12:30 PM MST, Fri, November 7, 2014.
You know how there is usually that one weather event every autumn that signals the arrival of the “winter” season? We’ll see that next week.
A long duration period of generally cloudy, unsettled weather and below average temperatures arrives Monday and is likely to persist all week for the Front Range, eastern Colorado, and southeastern Wyoming. It may not be here in full force Monday morning, but by Monday evening we are likely to enter a stretch where daytime temperatures remain near of below freezing even in the lower elevations, and nights may dip to the teens or lower. Western Colorado won’t see the change as dramatically.
I don’t expect a major snowfall with this cold snap, but widespread minor accumulations are probable across the Front Range and eastern plains beginning Monday. In fact, this is the type of setup that could result in areas of freezing drizzle and fog along the Front Range by Monday night or Tuesday.
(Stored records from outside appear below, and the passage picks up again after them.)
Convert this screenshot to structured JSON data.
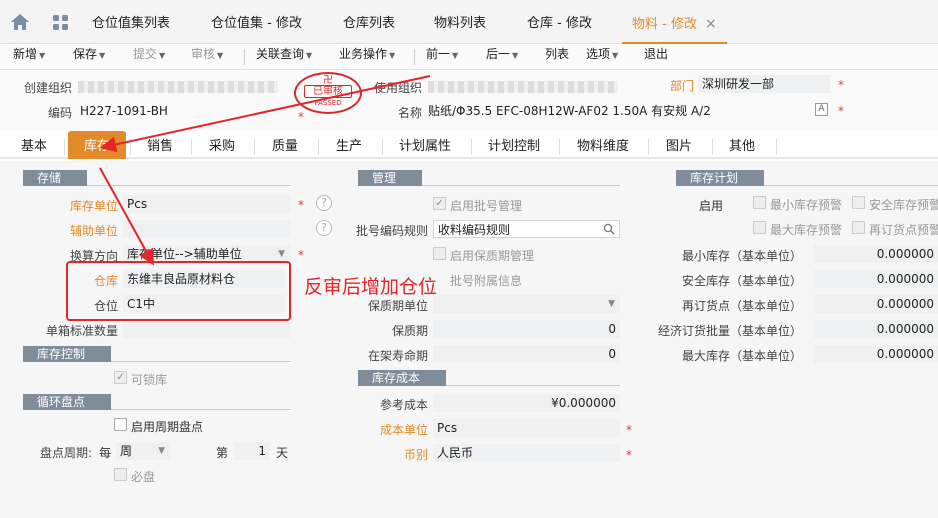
{
  "tabs": {
    "items": [
      "仓位值集列表",
      "仓位值集 - 修改",
      "仓库列表",
      "物料列表",
      "仓库 - 修改",
      "物料 - 修改"
    ],
    "close": "×"
  },
  "toolbar": {
    "new": "新增",
    "save": "保存",
    "submit": "提交",
    "audit": "审核",
    "related_query": "关联查询",
    "business_ops": "业务操作",
    "prev": "前一",
    "next": "后一",
    "list": "列表",
    "options": "选项",
    "exit": "退出"
  },
  "header": {
    "create_org_label": "创建组织",
    "use_org_label": "使用组织",
    "dept_label": "部门",
    "dept_value": "深圳研发一部",
    "code_label": "编码",
    "code_value": "H227-1091-BH",
    "name_label": "名称",
    "name_value": "贴纸/Φ35.5 EFC-08H12W-AF02 1.50A 有安规  A/2",
    "stamp_top": "已审核",
    "stamp_bottom": "PASSED"
  },
  "form_tabs": [
    "基本",
    "库存",
    "销售",
    "采购",
    "质量",
    "生产",
    "计划属性",
    "计划控制",
    "物料维度",
    "图片",
    "其他"
  ],
  "storage": {
    "title": "存储",
    "unit_label": "库存单位",
    "unit_value": "Pcs",
    "aux_unit_label": "辅助单位",
    "conversion_label": "换算方向",
    "conversion_value": "库存单位-->辅助单位",
    "warehouse_label": "仓库",
    "warehouse_value": "东维丰良品原材料仓",
    "location_label": "仓位",
    "location_value": "C1中",
    "box_qty_label": "单箱标准数量"
  },
  "stock_control": {
    "title": "库存控制",
    "lockable": "可锁库"
  },
  "cycle_count": {
    "title": "循环盘点",
    "enable": "启用周期盘点",
    "period_label": "盘点周期:",
    "every": "每",
    "period_unit": "周",
    "nth": "第",
    "nth_value": "1",
    "day": "天",
    "required": "必盘"
  },
  "management": {
    "title": "管理",
    "batch_mgmt": "启用批号管理",
    "batch_rule_label": "批号编码规则",
    "batch_rule_value": "收料编码规则",
    "shelf_life_mgmt": "启用保质期管理",
    "batch_extra": "批号附属信息",
    "shelf_unit_label": "保质期单位",
    "shelf_life_label": "保质期",
    "shelf_life_value": "0",
    "shelf_days_label": "在架寿命期",
    "shelf_days_value": "0"
  },
  "inventory_cost": {
    "title": "库存成本",
    "ref_cost_label": "参考成本",
    "ref_cost_value": "¥0.000000",
    "cost_unit_label": "成本单位",
    "cost_unit_value": "Pcs",
    "currency_label": "币别",
    "currency_value": "人民币"
  },
  "inventory_plan": {
    "title": "库存计划",
    "enable_label": "启用",
    "min_warn": "最小库存预警",
    "safe_warn": "安全库存预警",
    "max_warn": "最大库存预警",
    "reorder_warn": "再订货点预警",
    "rows": [
      {
        "label": "最小库存（基本单位）",
        "value": "0.000000"
      },
      {
        "label": "安全库存（基本单位）",
        "value": "0.000000"
      },
      {
        "label": "再订货点（基本单位）",
        "value": "0.000000"
      },
      {
        "label": "经济订货批量（基本单位）",
        "value": "0.000000"
      },
      {
        "label": "最大库存（基本单位）",
        "value": "0.000000"
      }
    ]
  },
  "annotation": {
    "text": "反审后增加仓位"
  },
  "colors": {
    "accent": "#e38a2a",
    "section": "#7f8c99",
    "annotation": "#e6252a",
    "required": "#e4393c"
  }
}
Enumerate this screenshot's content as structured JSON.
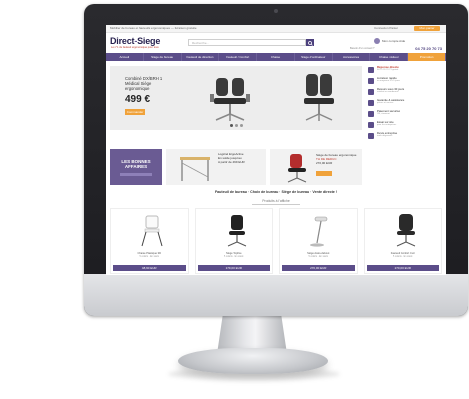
{
  "topbar": {
    "text": "Mobilier de bureau et fauteuils ergonomiques — livraison gratuite",
    "account": "Connexion  Panier",
    "cart_label": "Mon panier"
  },
  "header": {
    "logo_main": "Direct",
    "logo_dash": "-",
    "logo_sub": "Siege",
    "tagline": "Le n°1 du fauteuil ergonomique pour tous",
    "search_placeholder": "Recherche...",
    "account_label": "Mon compte  Aide",
    "phone_label": "Besoin d'un conseil ?",
    "phone": "04 75 20 70 73"
  },
  "nav": {
    "items": [
      "Accueil",
      "Siège de bureau",
      "Fauteuil de direction",
      "Fauteuil / Confort",
      "Chaise",
      "Siège d'ordinateur",
      "Accessoires",
      "Chaise visiteur",
      "Promotion"
    ]
  },
  "hero": {
    "title": "Combiné DX/BRH 1 Médical Siège ergonomique",
    "price": "499 €",
    "button": "Commander"
  },
  "side": {
    "items": [
      {
        "title": "Réponse directe",
        "sub": "04 75 20 70 73 gratuit",
        "alt": true
      },
      {
        "title": "Livraison rapide",
        "sub": "en moyenne 3 à 5 jours",
        "alt": false
      },
      {
        "title": "Retours sous 30 jours",
        "sub": "satisfait ou remboursé",
        "alt": false
      },
      {
        "title": "Garantie & assistance",
        "sub": "pièces et service",
        "alt": false
      },
      {
        "title": "Paiement sécurisé",
        "sub": "CB, virement",
        "alt": false
      },
      {
        "title": "Essai sur site",
        "sub": "pour les entreprises",
        "alt": false
      },
      {
        "title": "Devis entreprise",
        "sub": "tarifs dégressifs",
        "alt": false
      }
    ]
  },
  "promos": {
    "p1_title": "LES BONNES AFFAIRES",
    "p2_title": "Logiciel ErgoActive",
    "p2_sub": "En solde jusqu'au",
    "p2_price": "A partir de 499 EUR",
    "p3_title": "Siège de bureau ergonomique",
    "p3_old": "TH DE REDUC",
    "p3_price": "270,00 EUR"
  },
  "section": {
    "title": "Fauteuil de bureau · Choix de bureau · Siège de bureau · Vente directe !",
    "subtitle": "Produits à l'affiche"
  },
  "products": [
    {
      "name": "Chaise Plastique 3D",
      "meta": "5 coloris · En stock",
      "price": "48,90 EUR"
    },
    {
      "name": "Siège Topfixe",
      "meta": "5 coloris · En stock",
      "price": "179,00 EUR"
    },
    {
      "name": "Siège Assis-debout",
      "meta": "5 coloris · En stock",
      "price": "270,00 EUR"
    },
    {
      "name": "Fauteuil Confort Cuir",
      "meta": "5 coloris · En stock",
      "price": "270,00 EUR"
    }
  ],
  "colors": {
    "brand": "#5b4d89",
    "accent": "#f0a23a",
    "alert": "#c0392b"
  }
}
So after a slight chance of minor precipitation tonight, enjoy the mild autumn weekend. It should be a good time to do that final autumn cleanup in the yard and make sure your house and car are ready.
For the weather weenies on the blog, this cold snap is the result of a weather pattern shift to a strong negative arctic oscillation. It was triggered at least in part by the remnants of the Pacific’s super typhoon Nuri that helped create an unusual surge of warmth into the arctic near Alaska. The anomalous poleward surge of warmth in the Pacific will be compensated by a southward surge of polar air in the eastern 2/3 of the United States.